There's a heavy emphasis on CG graphics, which aren't quite up to scratch - there's plenty of colour and detail to them, but it seems the animators may have pushed the limits of their technology a bit too much as it can get decidedly jerky in places, which really does detract from the eye-candy value of it. Other failings include the characters of Sirius (an annoyingly prissy pretty-boy) and Reika (whose curse of gloom soon becomes tiring), but such shortcomings are easily overcome by what's perhaps the show's unintentionally-comic masterpiece: the gattai or union sequences between the pilots. You see, combining the three Vectors into Aquarion seems to be a positively orgasmic experience, in every sense of the word, and you get to the point where you just want to see how the characters react. Somehow, having Silvia go all cross-eyed with pleasure while exclaiming "Ikuuu!" (look it up - and it doesn't mean "It's working!", as the subtitles would have you believe) never gets tired, and makes up for the almost complete lack of any other fanservice in the show.

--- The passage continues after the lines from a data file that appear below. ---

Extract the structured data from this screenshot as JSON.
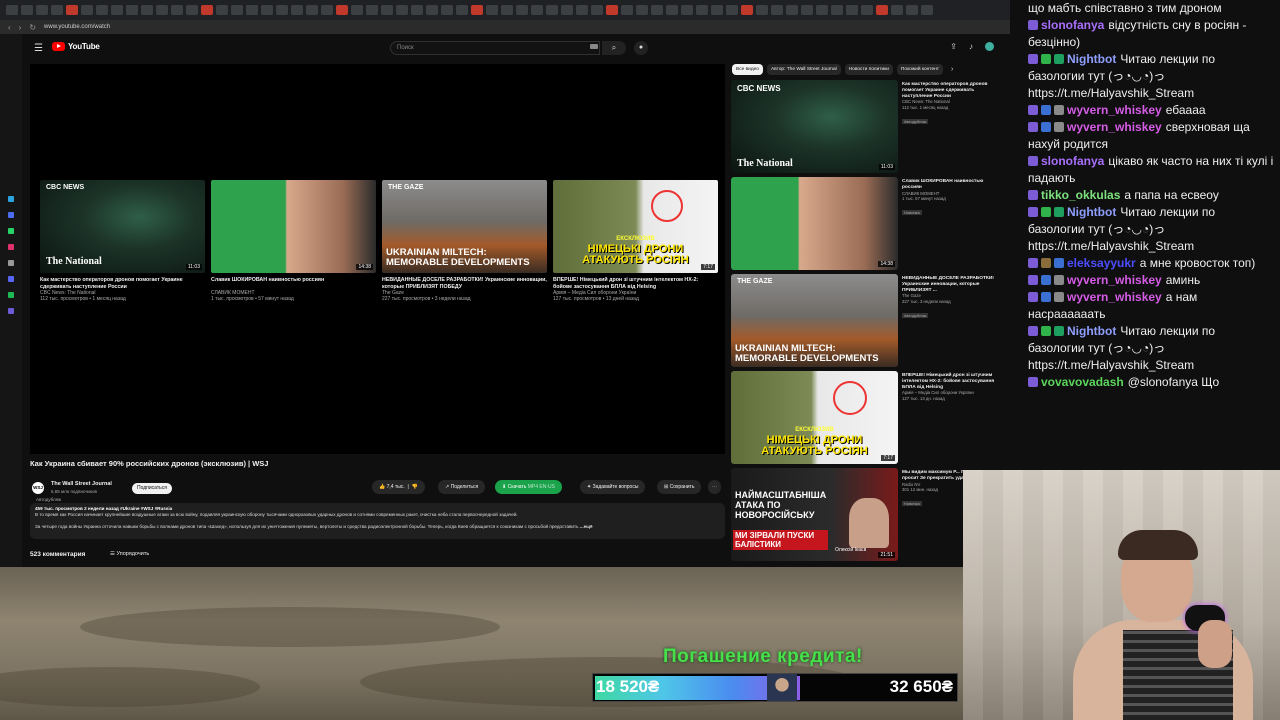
{
  "browser": {
    "url": "www.youtube.com/watch",
    "search_placeholder": "Поиск",
    "logo_text": "YouTube"
  },
  "video": {
    "title": "Как Украина сбивает 90% российских дронов (эксклюзив) | WSJ",
    "channel": "The Wall Street Journal",
    "subscribers": "6,65 млн подписчиков",
    "channel_badge": "WSJ",
    "autodub": "Автодубляж",
    "subscribe_label": "Подписаться",
    "likes": "7,4 тыс.",
    "share_label": "Поделиться",
    "download_label": "Скачать",
    "download_sub": "MP4 EN-US",
    "ask_label": "Задавайте вопросы",
    "save_label": "Сохранить",
    "desc_meta": "459 тыс. просмотров  2 недели назад  #Ukraine #WSJ #Russia",
    "desc_line1": "В то время как Россия начинает крупнейшие воздушные атаки за всю войну, подавляя украинскую оборону тысячами одноразовых ударных дронов и сотнями современных ракет, очистка неба стала первоочередной задачей.",
    "desc_line2": "За четыре года войны Украина отточила навыки борьбы с волнами дронов типа «Шахед», используя для их уничтожения пулеметы, вертолеты и средства радиоэлектронной борьбы. Теперь, когда Киев обращается к союзникам с просьбой предоставить",
    "more_label": "...ещё",
    "comments": "523 комментария",
    "sort_label": "Упорядочить"
  },
  "endcards": [
    {
      "title": "Как мастерство операторов дронов помогает Украине сдерживать наступление России",
      "channel": "CBC News: The National",
      "meta": "112 тыс. просмотров • 1 месяц назад",
      "duration": "11:03",
      "logo": "CBC NEWS",
      "brand": "The National"
    },
    {
      "title": "Славик ШОКИРОВАН наивностью россиян",
      "channel": "СЛАВИК МОМЕНТ",
      "meta": "1 тыс. просмотров • 57 минут назад",
      "duration": "14:38"
    },
    {
      "title": "НЕВИДАННЫЕ ДОСЕЛЕ РАЗРАБОТКИ! Украинские инновации, которые ПРИБЛИЗЯТ ПОБЕДУ",
      "channel": "The Gaze",
      "meta": "227 тыс. просмотров • 3 недели назад",
      "duration": "",
      "logo": "THE GAZE",
      "big": "UKRAINIAN MILTECH: MEMORABLE DEVELOPMENTS"
    },
    {
      "title": "ВПЕРШЕ! Німецький дрон зі штучним інтелектом HX-2: бойове застосування БПЛА від Helsing",
      "channel": "Армія – Медіа Сил оборони України",
      "meta": "127 тыс. просмотров • 13 дней назад",
      "duration": "7:17",
      "tag": "ЕКСКЛЮЗИВ",
      "big": "НІМЕЦЬКІ ДРОНИ АТАКУЮТЬ РОСІЯН"
    }
  ],
  "chips": [
    "Все видео",
    "Автор: The Wall Street Journal",
    "Новости политики",
    "Похожий контент"
  ],
  "recommendations": [
    {
      "title": "Как мастерство операторов дронов помогает Украине сдерживать наступление России",
      "channel": "CBC News: The National",
      "meta": "112 тыс.  1 месяц назад",
      "badge": "Автодубляж",
      "duration": "11:03",
      "logo": "CBC NEWS",
      "brand": "The National"
    },
    {
      "title": "Славик ШОКИРОВАН наивностью россиян",
      "channel": "СЛАВИК МОМЕНТ",
      "meta": "1 тыс.  57 минут назад",
      "badge": "Новинка",
      "duration": "14:38"
    },
    {
      "title": "НЕВИДАННЫЕ ДОСЕЛЕ РАЗРАБОТКИ! Украинские инновации, которые ПРИБЛИЗЯТ ...",
      "channel": "The Gaze",
      "meta": "227 тыс.  3 недели назад",
      "badge": "Автодубляж",
      "duration": "",
      "logo": "THE GAZE",
      "big": "UKRAINIAN MILTECH: MEMORABLE DEVELOPMENTS"
    },
    {
      "title": "ВПЕРШЕ! Німецький дрон зі штучним інтелектом HX-2: бойове застосування БПЛА від Helsing",
      "channel": "Армія – Медіа Сил оборони України",
      "meta": "127 тыс.  13 дн. назад",
      "badge": "",
      "duration": "7:17",
      "tag": "ЕКСКЛЮЗИВ",
      "big": "НІМЕЦЬКІ ДРОНИ АТАКУЮТЬ РОСІЯН"
    },
    {
      "title": "Мы видим максимум Р... Почему Венс просит Зе прекратить удары | Ана",
      "channel": "Radio NV",
      "meta": "301  12 мин. назад",
      "badge": "Новинка",
      "duration": "21:51",
      "big": "НАЙМАСШТАБНІША АТАКА ПО НОВОРОСІЙСЬКУ",
      "sub": "МИ ЗІРВАЛИ ПУСКИ БАЛІСТИКИ",
      "person": "Олексій Ікаєв"
    }
  ],
  "overlay": {
    "credit_title": "Погашение кредита!",
    "credit_current": "18 520₴",
    "credit_target": "32 650₴",
    "progress": 0.567
  },
  "chat": [
    {
      "user": "",
      "color": "#efeff1",
      "text": "що мабть співставно з тим дроном",
      "badges": []
    },
    {
      "user": "slonofanya",
      "color": "#a970ff",
      "text": "відсутність сну в росіян - безцінно)",
      "badges": [
        "#7b5cd6"
      ]
    },
    {
      "user": "Nightbot",
      "color": "#8f9fff",
      "text": "Читаю лекции по базологии тут (っ◔◡◔)っ https://t.me/Halyavshik_Stream",
      "badges": [
        "#7b5cd6",
        "#2fb34a",
        "#1e9f5f"
      ]
    },
    {
      "user": "wyvern_whiskey",
      "color": "#d55ce6",
      "text": "ебаааа",
      "badges": [
        "#7b5cd6",
        "#3b6fd1",
        "#8a8a8a"
      ]
    },
    {
      "user": "wyvern_whiskey",
      "color": "#d55ce6",
      "text": "сверхновая ща нахуй родится",
      "badges": [
        "#7b5cd6",
        "#3b6fd1",
        "#8a8a8a"
      ]
    },
    {
      "user": "slonofanya",
      "color": "#a970ff",
      "text": "цікаво як часто на них ті кулі і падають",
      "badges": [
        "#7b5cd6"
      ]
    },
    {
      "user": "tikko_okkulas",
      "color": "#7de27d",
      "text": "а папа на есвеоу",
      "badges": [
        "#7b5cd6"
      ]
    },
    {
      "user": "Nightbot",
      "color": "#8f9fff",
      "text": "Читаю лекции по базологии тут (っ◔◡◔)っ https://t.me/Halyavshik_Stream",
      "badges": [
        "#7b5cd6",
        "#2fb34a",
        "#1e9f5f"
      ]
    },
    {
      "user": "eleksayyukr",
      "color": "#4d4dff",
      "text": "а мне кровосток топ)",
      "badges": [
        "#7b5cd6",
        "#8a6d3b",
        "#3b6fd1"
      ]
    },
    {
      "user": "wyvern_whiskey",
      "color": "#d55ce6",
      "text": "аминь",
      "badges": [
        "#7b5cd6",
        "#3b6fd1",
        "#8a8a8a"
      ]
    },
    {
      "user": "wyvern_whiskey",
      "color": "#d55ce6",
      "text": "а нам насраааааать",
      "badges": [
        "#7b5cd6",
        "#3b6fd1",
        "#8a8a8a"
      ]
    },
    {
      "user": "Nightbot",
      "color": "#8f9fff",
      "text": "Читаю лекции по базологии тут (っ◔◡◔)っ https://t.me/Halyavshik_Stream",
      "badges": [
        "#7b5cd6",
        "#2fb34a",
        "#1e9f5f"
      ]
    },
    {
      "user": "vovavovadash",
      "color": "#5cd65c",
      "text": "@slonofanya Що",
      "badges": [
        "#7b5cd6"
      ]
    }
  ]
}
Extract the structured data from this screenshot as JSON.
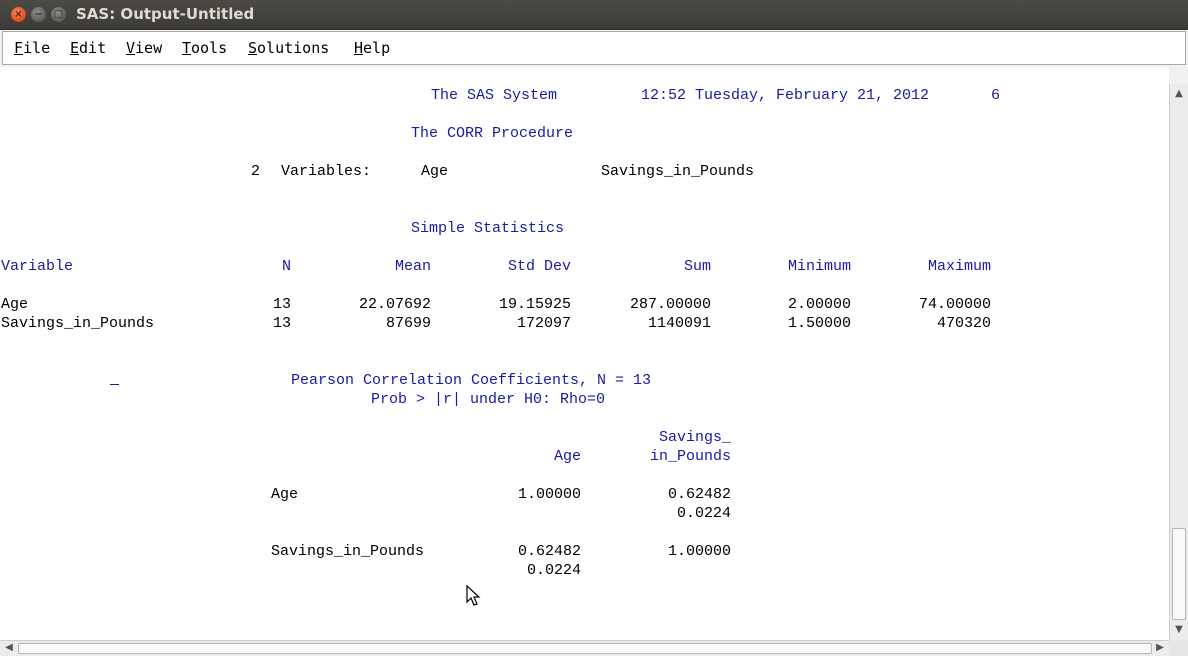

Aquarion has the feel of a show that wants to be taken seriously, but you'll get a whole lot more out of the experience if you don't - look for the absurd, revel in it, and the show suddenly works on a whole different level & becomes much more than the sum of its parts. It's far from being perfect, but somehow that doesn't get in the way of it being thoroughly enjoyable - although that's maybe on a level that the creators didn't intend. For those looking for it to break out of its routine, keep an eye out for the second volume, where the first of two frankly epically good story arcs take place, proving that the show can be really good when it puts its mind to it.
This volume of Aquarion sticks firmly to The Formula, but doesn't suffer from that as much as you might expect as the stories served up have an appeal that's hard to definitively describe but that's definitely there. Well worth seeing, in a decidedly guilty-pleasure kind of way.
Japanese Language 2.0, English Language 5.1, English Subtitles, Interview with director Shoji Kawamori, Tokyo International Anime 2005 Talk Show, Tsugumi's ‘All About CG!' Solar Aquarion Edition, Tsugumi's ‘All About CG!' Cherubim Edition, Tsugumi's ‘All About CG!' Aquarion Luna Edition, Tsugumi's ‘All About CG!' Aquarion Mars Edition, clean opening, clean closing;
Toshiba 37X3030DB 37" widescreen HDTV; Sony PS3 Blu-ray player (via HDMI, upscaled to 1080p); Acoustic Solutions DS-222 5.1 speaker system.